● What you will do: Only the number is wanted: state how many lines of the data below contain the word "rank".

_ _ _ _ _

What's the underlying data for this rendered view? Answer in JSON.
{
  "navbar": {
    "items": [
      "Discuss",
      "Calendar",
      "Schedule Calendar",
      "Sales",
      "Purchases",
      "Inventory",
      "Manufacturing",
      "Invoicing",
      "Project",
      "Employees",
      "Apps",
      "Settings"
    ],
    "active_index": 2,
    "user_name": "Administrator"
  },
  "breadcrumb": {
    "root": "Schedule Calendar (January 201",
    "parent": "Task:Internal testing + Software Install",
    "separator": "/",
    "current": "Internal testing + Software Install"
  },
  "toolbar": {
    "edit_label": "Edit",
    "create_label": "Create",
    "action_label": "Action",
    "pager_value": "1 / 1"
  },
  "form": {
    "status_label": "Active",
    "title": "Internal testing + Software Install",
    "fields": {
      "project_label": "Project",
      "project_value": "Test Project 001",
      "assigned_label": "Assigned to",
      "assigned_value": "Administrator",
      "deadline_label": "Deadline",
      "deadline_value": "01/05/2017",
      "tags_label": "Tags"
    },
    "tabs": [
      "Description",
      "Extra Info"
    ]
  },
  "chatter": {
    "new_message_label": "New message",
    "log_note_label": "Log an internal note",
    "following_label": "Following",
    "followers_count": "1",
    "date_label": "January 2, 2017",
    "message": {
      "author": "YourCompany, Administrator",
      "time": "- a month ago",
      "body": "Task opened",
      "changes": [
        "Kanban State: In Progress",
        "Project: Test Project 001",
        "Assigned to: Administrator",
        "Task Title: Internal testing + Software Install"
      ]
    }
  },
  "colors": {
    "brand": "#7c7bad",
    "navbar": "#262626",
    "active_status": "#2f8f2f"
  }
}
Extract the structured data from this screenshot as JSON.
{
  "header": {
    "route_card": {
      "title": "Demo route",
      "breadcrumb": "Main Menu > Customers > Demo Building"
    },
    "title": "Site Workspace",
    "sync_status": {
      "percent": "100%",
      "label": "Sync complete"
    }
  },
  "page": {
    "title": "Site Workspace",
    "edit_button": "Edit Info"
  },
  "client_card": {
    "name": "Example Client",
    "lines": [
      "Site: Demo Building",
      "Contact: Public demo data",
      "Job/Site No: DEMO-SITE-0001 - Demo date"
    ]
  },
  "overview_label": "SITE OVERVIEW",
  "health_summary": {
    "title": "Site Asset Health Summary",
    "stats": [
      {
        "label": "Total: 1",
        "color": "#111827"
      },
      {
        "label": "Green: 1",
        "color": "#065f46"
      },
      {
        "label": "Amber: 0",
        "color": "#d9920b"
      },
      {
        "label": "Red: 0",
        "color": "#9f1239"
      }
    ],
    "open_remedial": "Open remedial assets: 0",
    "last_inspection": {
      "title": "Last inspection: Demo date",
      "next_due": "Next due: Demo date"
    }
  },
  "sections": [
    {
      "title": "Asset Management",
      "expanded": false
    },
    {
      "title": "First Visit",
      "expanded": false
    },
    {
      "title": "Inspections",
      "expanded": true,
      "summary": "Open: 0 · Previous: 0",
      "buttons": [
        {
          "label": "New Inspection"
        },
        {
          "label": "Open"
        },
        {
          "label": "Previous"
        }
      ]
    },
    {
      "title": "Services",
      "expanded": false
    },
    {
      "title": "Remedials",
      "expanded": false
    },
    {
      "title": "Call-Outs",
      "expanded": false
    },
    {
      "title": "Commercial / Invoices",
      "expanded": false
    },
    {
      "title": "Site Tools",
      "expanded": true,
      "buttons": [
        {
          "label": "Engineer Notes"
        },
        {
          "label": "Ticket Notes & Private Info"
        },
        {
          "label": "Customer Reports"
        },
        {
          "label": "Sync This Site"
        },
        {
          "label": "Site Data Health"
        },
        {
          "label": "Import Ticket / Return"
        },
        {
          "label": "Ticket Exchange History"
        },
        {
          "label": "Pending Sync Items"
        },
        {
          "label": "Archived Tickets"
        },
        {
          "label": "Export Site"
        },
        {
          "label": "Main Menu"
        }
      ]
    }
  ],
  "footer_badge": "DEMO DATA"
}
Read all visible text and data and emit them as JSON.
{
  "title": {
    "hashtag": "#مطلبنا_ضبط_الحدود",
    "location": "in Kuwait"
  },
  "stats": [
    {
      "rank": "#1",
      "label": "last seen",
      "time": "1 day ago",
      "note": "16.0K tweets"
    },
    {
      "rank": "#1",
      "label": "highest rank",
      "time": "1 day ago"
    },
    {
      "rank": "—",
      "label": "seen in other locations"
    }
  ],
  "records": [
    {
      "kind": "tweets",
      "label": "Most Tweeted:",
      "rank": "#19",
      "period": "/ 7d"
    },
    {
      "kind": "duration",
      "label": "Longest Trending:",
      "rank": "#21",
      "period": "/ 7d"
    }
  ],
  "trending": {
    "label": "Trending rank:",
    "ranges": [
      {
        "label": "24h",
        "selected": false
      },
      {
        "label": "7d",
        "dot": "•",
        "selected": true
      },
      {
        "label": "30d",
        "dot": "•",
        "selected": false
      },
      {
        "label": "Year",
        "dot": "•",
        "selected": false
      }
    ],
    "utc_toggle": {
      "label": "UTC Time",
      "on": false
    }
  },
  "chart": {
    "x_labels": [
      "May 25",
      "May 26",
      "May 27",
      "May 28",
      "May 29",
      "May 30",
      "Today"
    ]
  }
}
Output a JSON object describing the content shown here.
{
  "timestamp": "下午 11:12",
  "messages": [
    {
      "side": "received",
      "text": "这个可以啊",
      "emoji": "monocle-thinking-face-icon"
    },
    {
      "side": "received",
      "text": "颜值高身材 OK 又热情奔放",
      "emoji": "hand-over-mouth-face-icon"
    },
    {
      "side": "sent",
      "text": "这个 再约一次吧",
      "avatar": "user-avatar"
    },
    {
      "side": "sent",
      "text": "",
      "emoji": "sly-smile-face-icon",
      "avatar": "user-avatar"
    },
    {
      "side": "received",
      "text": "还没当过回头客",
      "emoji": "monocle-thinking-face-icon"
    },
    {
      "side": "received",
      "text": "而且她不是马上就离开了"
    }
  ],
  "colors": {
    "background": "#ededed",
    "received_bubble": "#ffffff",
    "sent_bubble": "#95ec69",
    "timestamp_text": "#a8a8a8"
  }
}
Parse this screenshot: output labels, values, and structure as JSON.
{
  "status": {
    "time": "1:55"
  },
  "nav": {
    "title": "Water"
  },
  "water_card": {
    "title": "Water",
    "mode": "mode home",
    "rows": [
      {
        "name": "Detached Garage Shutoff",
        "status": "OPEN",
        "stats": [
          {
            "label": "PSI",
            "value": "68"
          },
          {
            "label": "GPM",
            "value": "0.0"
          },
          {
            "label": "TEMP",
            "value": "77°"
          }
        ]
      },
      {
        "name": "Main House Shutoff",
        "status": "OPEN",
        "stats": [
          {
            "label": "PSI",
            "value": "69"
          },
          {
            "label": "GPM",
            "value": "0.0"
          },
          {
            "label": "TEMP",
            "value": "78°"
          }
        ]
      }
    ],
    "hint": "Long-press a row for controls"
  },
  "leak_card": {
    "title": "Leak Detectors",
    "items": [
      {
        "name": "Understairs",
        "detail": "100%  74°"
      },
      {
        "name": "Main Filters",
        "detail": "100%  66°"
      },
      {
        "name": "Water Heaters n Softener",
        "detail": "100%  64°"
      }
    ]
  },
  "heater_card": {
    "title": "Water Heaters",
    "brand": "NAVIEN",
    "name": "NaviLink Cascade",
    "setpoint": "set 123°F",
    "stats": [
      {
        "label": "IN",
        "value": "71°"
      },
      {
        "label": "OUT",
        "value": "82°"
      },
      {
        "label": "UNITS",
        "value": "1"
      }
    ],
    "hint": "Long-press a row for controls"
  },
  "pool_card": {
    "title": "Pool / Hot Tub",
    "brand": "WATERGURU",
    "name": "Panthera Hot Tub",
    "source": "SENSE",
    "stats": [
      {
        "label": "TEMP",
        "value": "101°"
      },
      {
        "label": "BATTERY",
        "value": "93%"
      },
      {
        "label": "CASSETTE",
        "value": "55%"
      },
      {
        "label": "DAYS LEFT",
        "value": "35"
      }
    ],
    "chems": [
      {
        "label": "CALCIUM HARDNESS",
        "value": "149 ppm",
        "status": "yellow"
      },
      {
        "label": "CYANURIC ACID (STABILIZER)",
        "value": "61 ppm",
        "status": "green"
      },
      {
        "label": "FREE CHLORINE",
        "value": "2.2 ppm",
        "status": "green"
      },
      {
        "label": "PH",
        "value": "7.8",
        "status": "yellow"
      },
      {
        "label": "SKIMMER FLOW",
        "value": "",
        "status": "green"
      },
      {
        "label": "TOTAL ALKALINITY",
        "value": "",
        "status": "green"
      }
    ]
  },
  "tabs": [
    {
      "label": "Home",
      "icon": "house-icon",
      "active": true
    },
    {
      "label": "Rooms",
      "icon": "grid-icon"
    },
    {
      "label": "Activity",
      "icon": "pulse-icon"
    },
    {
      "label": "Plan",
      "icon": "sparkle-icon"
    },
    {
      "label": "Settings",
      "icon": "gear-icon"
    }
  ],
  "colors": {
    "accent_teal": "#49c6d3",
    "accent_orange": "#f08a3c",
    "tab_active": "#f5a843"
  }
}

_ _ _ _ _

● Response below: 7